The initiative will invest in a largely untapped yet significant resource: the exponential power of women as entrepreneurs and managers. The initial partnerships will support pragmatic, flexible and shorter term programs, resulting in business and management certificates that can open doors for thousands of women whose financial and practical circumstances prevent them from receiving a traditional business education. There will also be a select number of MBA and BA degrees conferred.
Initial academic partners include such top-flight business schools as Stanford, Columbia, Harvard, Brown, Ross and Wharton, among many others, and Goldman Sachs will commit $100 million to the initiative over the next five years. “Half the world lives on $2 a day or less, so alleviating global poverty is an important priority,” said Garth Saloner, director of the Center for Entrepreneurial Studies at the Stanford Graduate School of Business. “Entrepreneurship is integral to solving this problem in developing economies and something leading business schools ought to be involved in.”
Dean Glenn Hubbard of the Columbia Business School says “Our mission as a business school is to send our faculty and students…to help with teaching, case development and research, but also to bring something back here: a sense of what is possible, a sense of…exciting business opportunities that delight our students from around the world.”
In addition to funding tuition for business and management education, 10,000 Women will work with development organizations to better understand the local challenges girls and young women must overcome so more of them can realize economic opportunity and achieve their full potential. Many of these partnerships will seek to establish mentoring and networking channels for women and encourage career development opportunities.
10,000 Women will pursue a variety of ways to provide a business and management education to underserved women. For instance, schools will work together to establish or expand certificate programs ranging from 5 weeks to 6 months that could include courses in marketing, accounting, market research, writing a business plan, strategic planning, accessing capital and e-commerce.
“In many of these countries, there is very little entrepreneurial activity and very few women receive even a basic education,” says Robert Kennedy, executive director of the William Davidson Institute, housed at the Ross School of Business. “A program like this is an investment in the half of the population that has been neglected and whose talents are not being used. Entrepreneurship education gives women a leg up in gaining wealth, becoming independent, and participating in the transformation of their countries.”
“Those of us who champion open markets must also do our part to create more opportunity to ensure economic growth is more broadly shared,” says Lloyd C. Blankfein, Chairman and Chief Executive Officer of The Goldman Sachs Group, Inc. “10,000 Women focuses on a critical, yet often overlooked area where we believe Goldman Sachs can use its resources and convening power to help build the foundation to expand the ranks of businesswomen, managers and entrepreneurs around the world.”
Increasing the entrepreneurial talent and managerial pool in developing and emerging economies, especially among women, is one of the most important means to reducing inequality and ensuring more shared economic growth.
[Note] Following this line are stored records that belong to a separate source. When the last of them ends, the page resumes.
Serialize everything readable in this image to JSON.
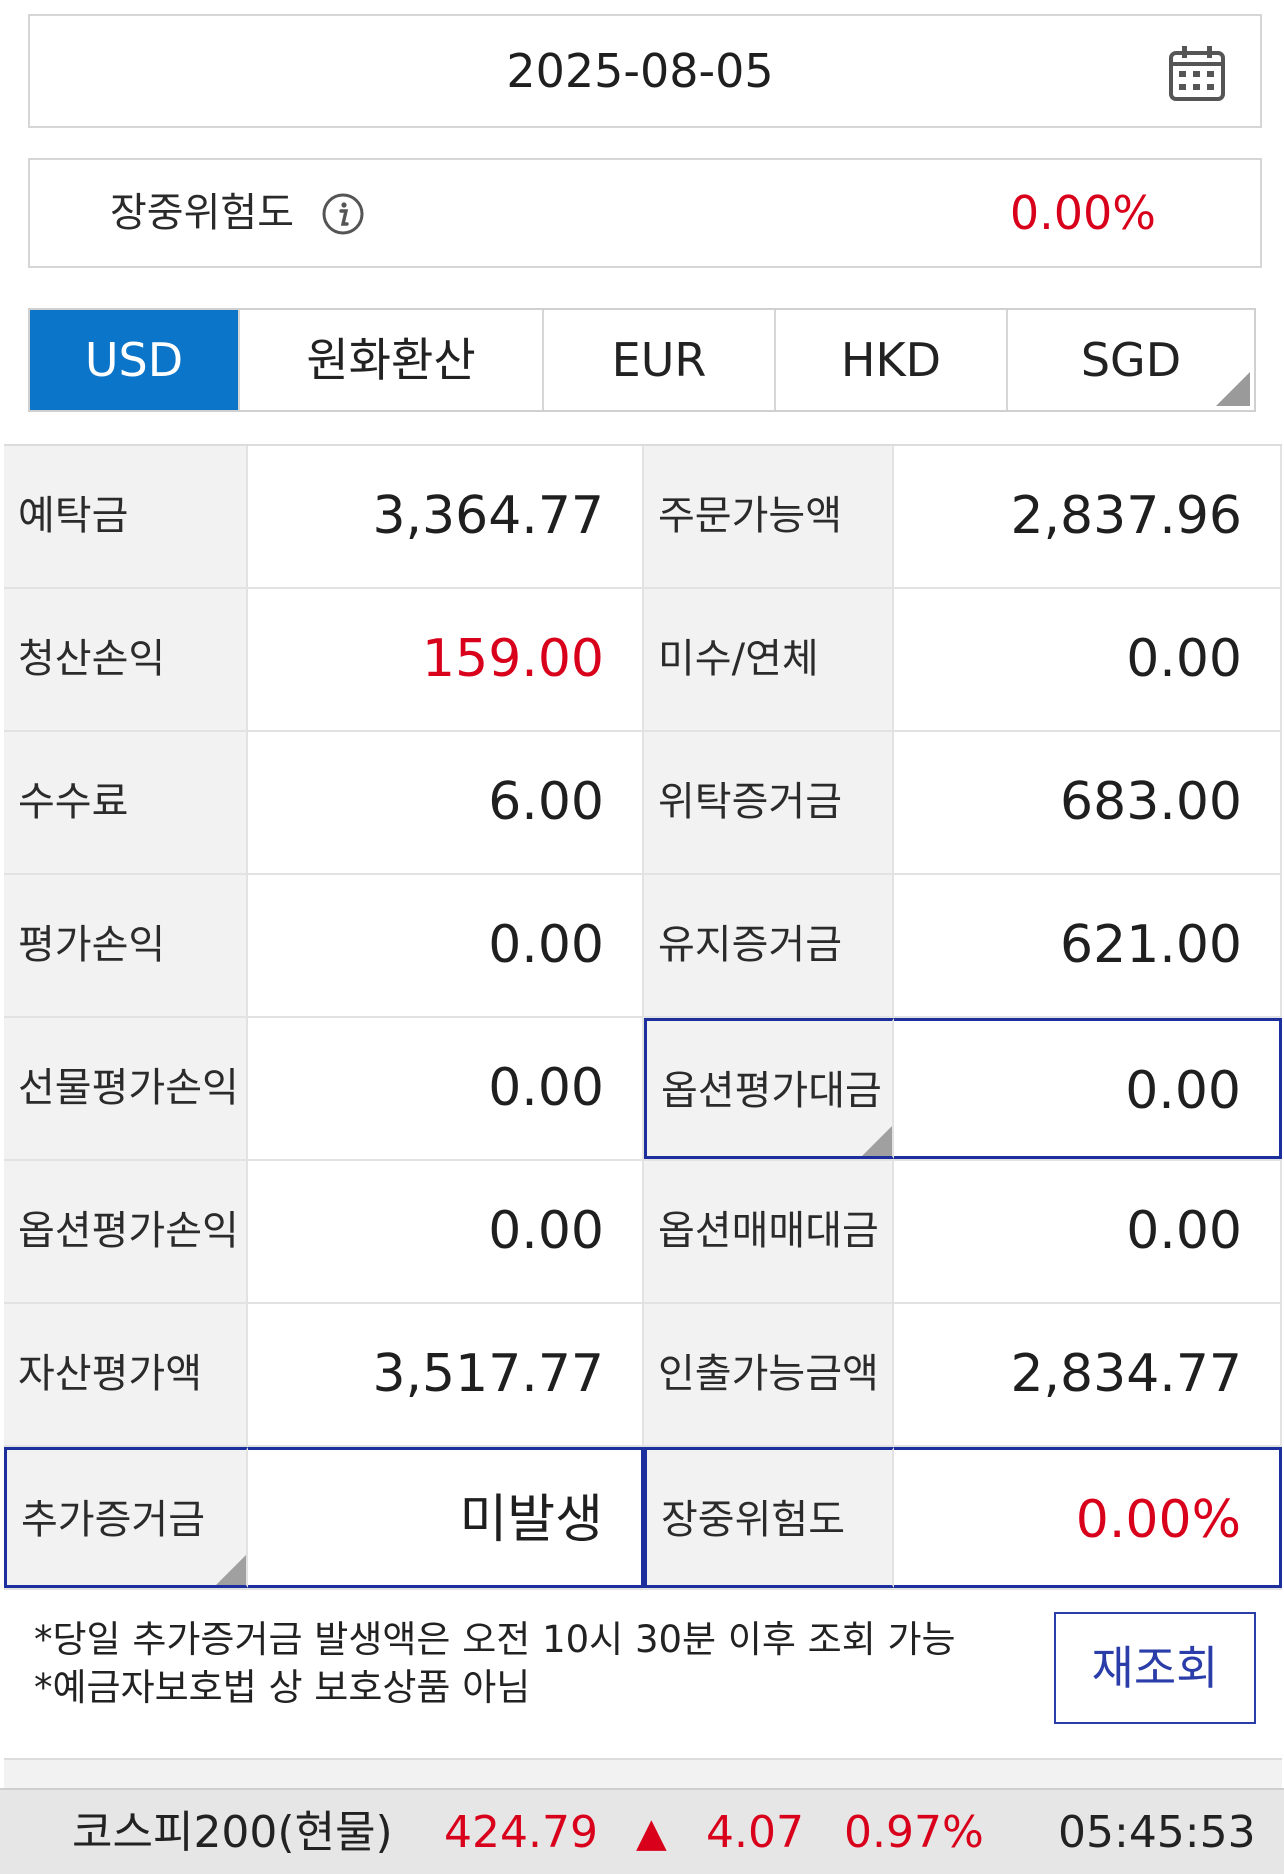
{
  "date_picker": {
    "value": "2025-08-05",
    "icon": "calendar-icon"
  },
  "risk_summary": {
    "label": "장중위험도",
    "value": "0.00%",
    "icon": "info-icon"
  },
  "currency_tabs": [
    {
      "label": "USD",
      "active": true
    },
    {
      "label": "원화환산",
      "active": false
    },
    {
      "label": "EUR",
      "active": false
    },
    {
      "label": "HKD",
      "active": false
    },
    {
      "label": "SGD",
      "active": false
    }
  ],
  "account": {
    "rows": [
      {
        "l1": "예탁금",
        "v1": "3,364.77",
        "l2": "주문가능액",
        "v2": "2,837.96"
      },
      {
        "l1": "청산손익",
        "v1": "159.00",
        "l2": "미수/연체",
        "v2": "0.00"
      },
      {
        "l1": "수수료",
        "v1": "6.00",
        "l2": "위탁증거금",
        "v2": "683.00"
      },
      {
        "l1": "평가손익",
        "v1": "0.00",
        "l2": "유지증거금",
        "v2": "621.00"
      },
      {
        "l1": "선물평가손익",
        "v1": "0.00",
        "l2": "옵션평가대금",
        "v2": "0.00"
      },
      {
        "l1": "옵션평가손익",
        "v1": "0.00",
        "l2": "옵션매매대금",
        "v2": "0.00"
      },
      {
        "l1": "자산평가액",
        "v1": "3,517.77",
        "l2": "인출가능금액",
        "v2": "2,834.77"
      },
      {
        "l1": "추가증거금",
        "v1": "미발생",
        "l2": "장중위험도",
        "v2": "0.00%"
      }
    ]
  },
  "notes": [
    "*당일 추가증거금 발생액은 오전 10시 30분 이후 조회 가능",
    "*예금자보호법 상 보호상품 아님"
  ],
  "refresh_button": "재조회",
  "colors": {
    "accent": "#0b76c9",
    "negative_red": "#d9001b",
    "highlight_border": "#1d2f9c"
  },
  "ticker": {
    "name": "코스피200(현물)",
    "price": "424.79",
    "direction": "▲",
    "change": "4.07",
    "percent": "0.97%",
    "time": "05:45:53"
  }
}
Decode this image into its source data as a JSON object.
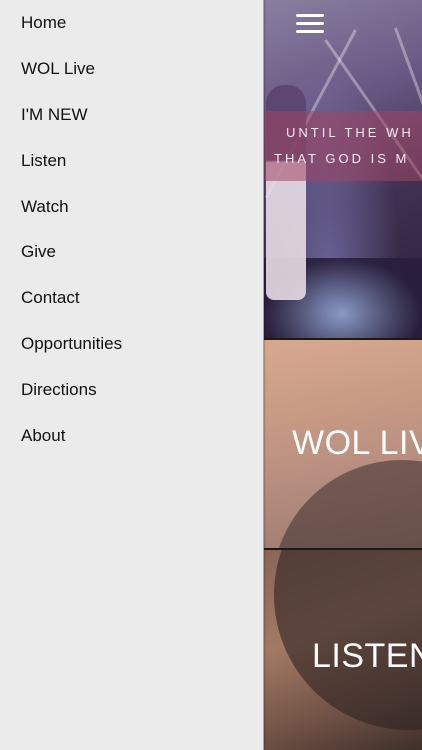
{
  "drawer": {
    "items": [
      {
        "label": "Home"
      },
      {
        "label": "WOL Live"
      },
      {
        "label": "I'M NEW"
      },
      {
        "label": "Listen"
      },
      {
        "label": "Watch"
      },
      {
        "label": "Give"
      },
      {
        "label": "Contact"
      },
      {
        "label": "Opportunities"
      },
      {
        "label": "Directions"
      },
      {
        "label": "About"
      }
    ]
  },
  "main": {
    "hamburger_icon": "hamburger-menu-icon",
    "hero": {
      "line1": "UNTIL THE WH",
      "line2": "THAT GOD IS M"
    },
    "live_label": "WOL LIVE",
    "listen_label": "LISTEN"
  }
}
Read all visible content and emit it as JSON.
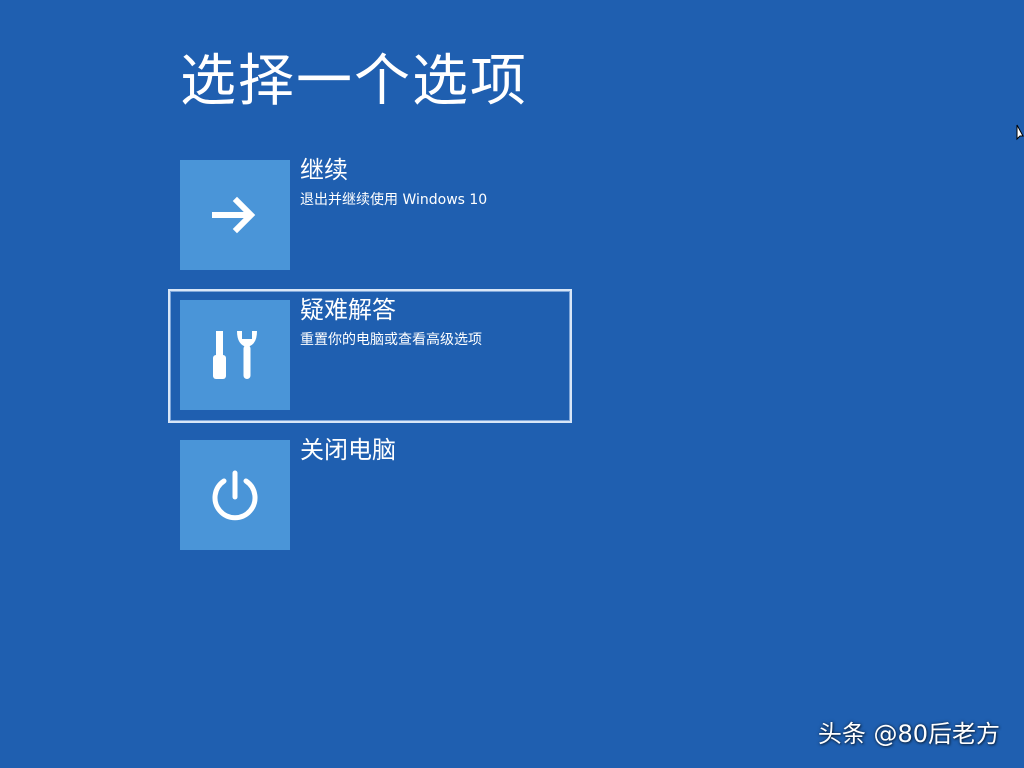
{
  "page": {
    "title": "选择一个选项"
  },
  "options": [
    {
      "title": "继续",
      "description": "退出并继续使用 Windows 10",
      "icon": "arrow-right-icon"
    },
    {
      "title": "疑难解答",
      "description": "重置你的电脑或查看高级选项",
      "icon": "tools-icon",
      "selected": true
    },
    {
      "title": "关闭电脑",
      "description": "",
      "icon": "power-icon"
    }
  ],
  "watermark": {
    "text": "头条 @80后老方"
  },
  "colors": {
    "background": "#1f5fb0",
    "tile": "#4a95d8",
    "selection_border": "#d8e6f7",
    "text": "#ffffff"
  }
}
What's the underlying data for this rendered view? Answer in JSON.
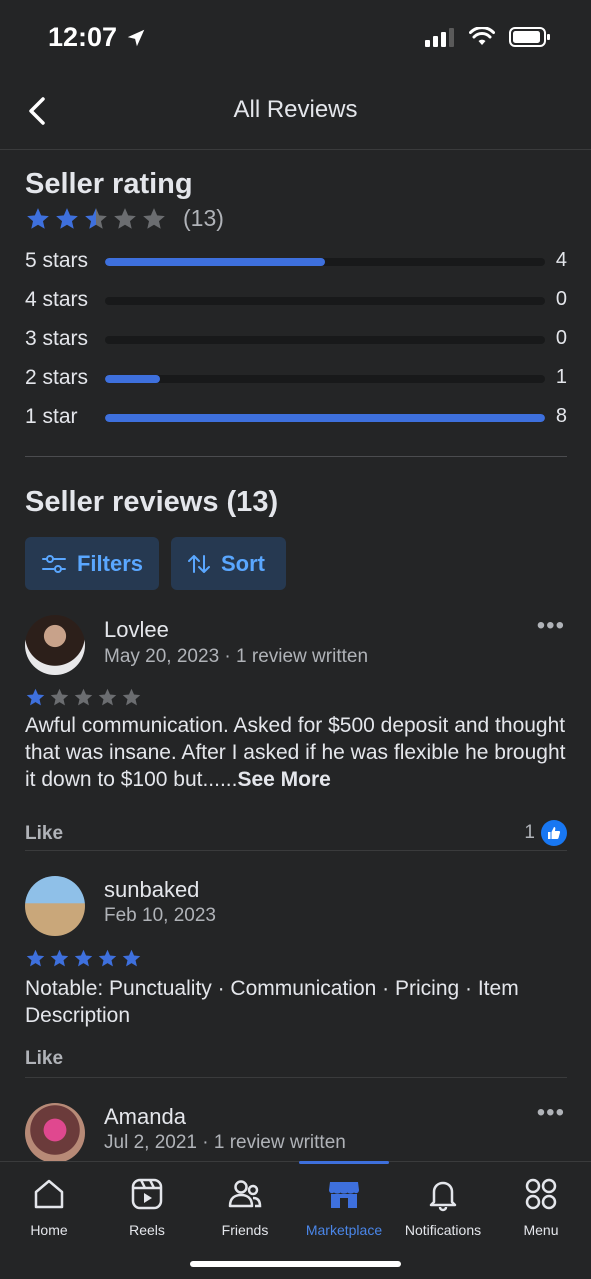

Goldman Sachs also will announce in the coming months additional 10,000 Women program partnerships that will provide more business and management education for disadvantaged women in the United States.